Looked at most simply, The Time Being is a love story. One that spans a couple of continents and -- in the whole -- a lifespan of years. It begins with a relationship that starts with a fan letter. A woman in Australia -- Kate -- writes to an author in Canada that she saw in a film. Marj who, since we've been told it's an autobiographical novel, we know is standing in for Meigs. After a while, the letters are crossing the ocean fast and furious and a love is ignited.

Here are the things that make this book so brave. In a society largely un-used to very strong female protagonists, we're given two. At a time where mature female protagonists are virtually unheard of, both of The Time Being's romantic characters are over 65. And then, of course, there's the fact that they are lesbians. Like I said: there are a whole lot of people who won't read this book. And that's a shame, because it's a worthwhile read.

The things that I found so joyous about The Time Being are the very things that I imagine made it a publishing risk. I am a hetro woman in her 30s. One day, if fate smiles, I'll be a mature woman. Forget mature: I even want to reach old. In The Time Being, Meigs has told me I can look forward to doing it passionately. She's said that excitement of the soul has no age limit and knows no physical limits of time or even gender. That's a reason to rejoice all by itself.

The author was born in 1917, and so she writes this joyous maturity with some authority. It's inspiring. Here's a for instance: Marj is planning her first trip to meet Kate. Their first meeting.

"Of course I'm delighted that you're going to Australia," writes Marj's painter friend who had hitchhiked alone in Africa when she was seventy-five. "Isn't it exciting that life gets better and better as you get older?" She is eighty-nine now, she paints better than ever, she is radiant with the blaze of her spirit. She writes on the envelope, "Let me know about the Old Age Epiphanies as they go along."
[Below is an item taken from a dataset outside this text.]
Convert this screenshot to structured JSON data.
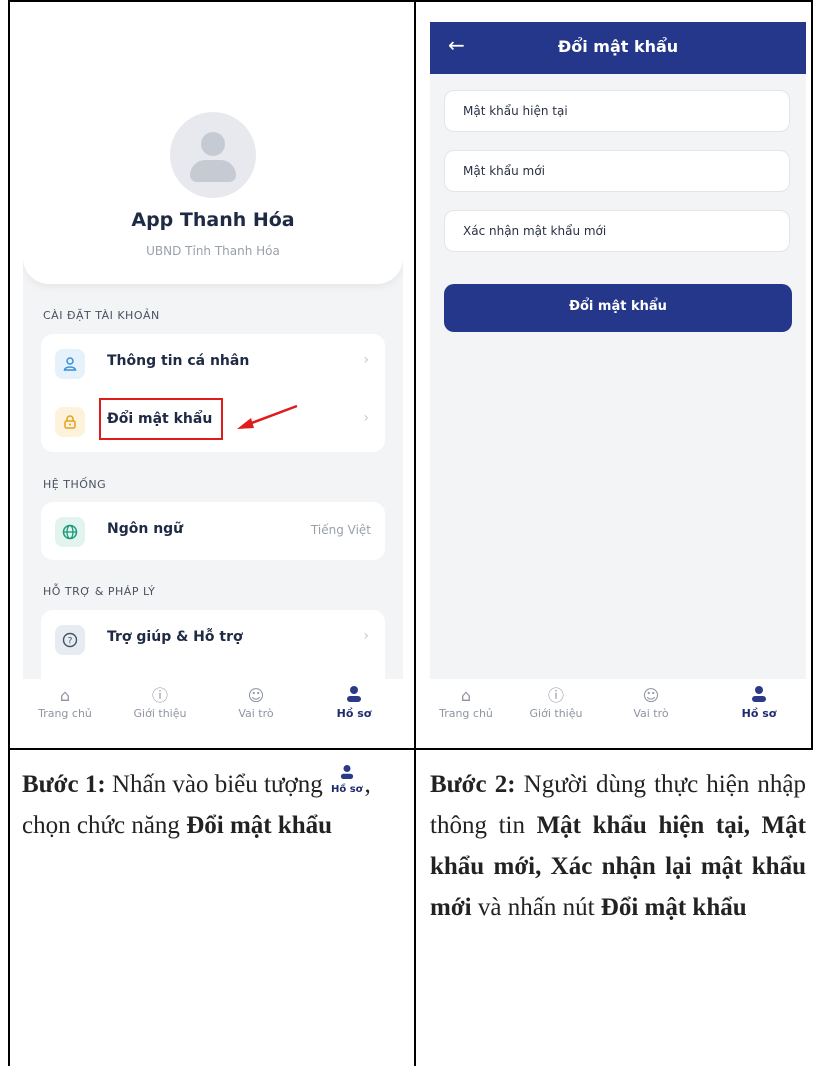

Encouraging stuff indeed. Especially for those of us who plan to reach the age of hitchhiking alone in Africa.

Neither are Kate or Marj's passion or attraction dampened by several decades on the planet. Meigs writes their first physical encounter with a poetic distance likely brought on by her personal involvement with the novel. It's lovely stuff.

"You are beautiful," she says. Marj in the twilight half-sees the pale rise of her hip turned toward Kate. They are young, they are going to make love with the lithe movements of youth, they will forget the daytime facts of age, their young faces will approach each other. Kate's eyes are half-closed; the blue glance, the chiseled lips, the slightly longer tooth are tenderly revealed. Marj has barely time to think, how can you look so young, and what makes this glimpse of tooth so enchanting?...

The Time Being is the story of two people coming together and then coming apart: classic stuff. It's about how they touch each other and how they alter each other's perceptions. It's not about being old or preferring your own gender: but these things are factors. In the way that blue eyes can factor into a character's make up. Or their height. Or the color of their skin.

Meigs is also the author of Lily Briscoe: A Self Portrait. A book she wrote about her life when she was 60. She is also the author of The Medusa Head, The Box Closet and In the Company of Strangers.

 

Linda L. Richards is the editor of January Magazine. Her fourth novel, Death was the Other Woman, will be published early in 2008 by St. Martin's Minotaur.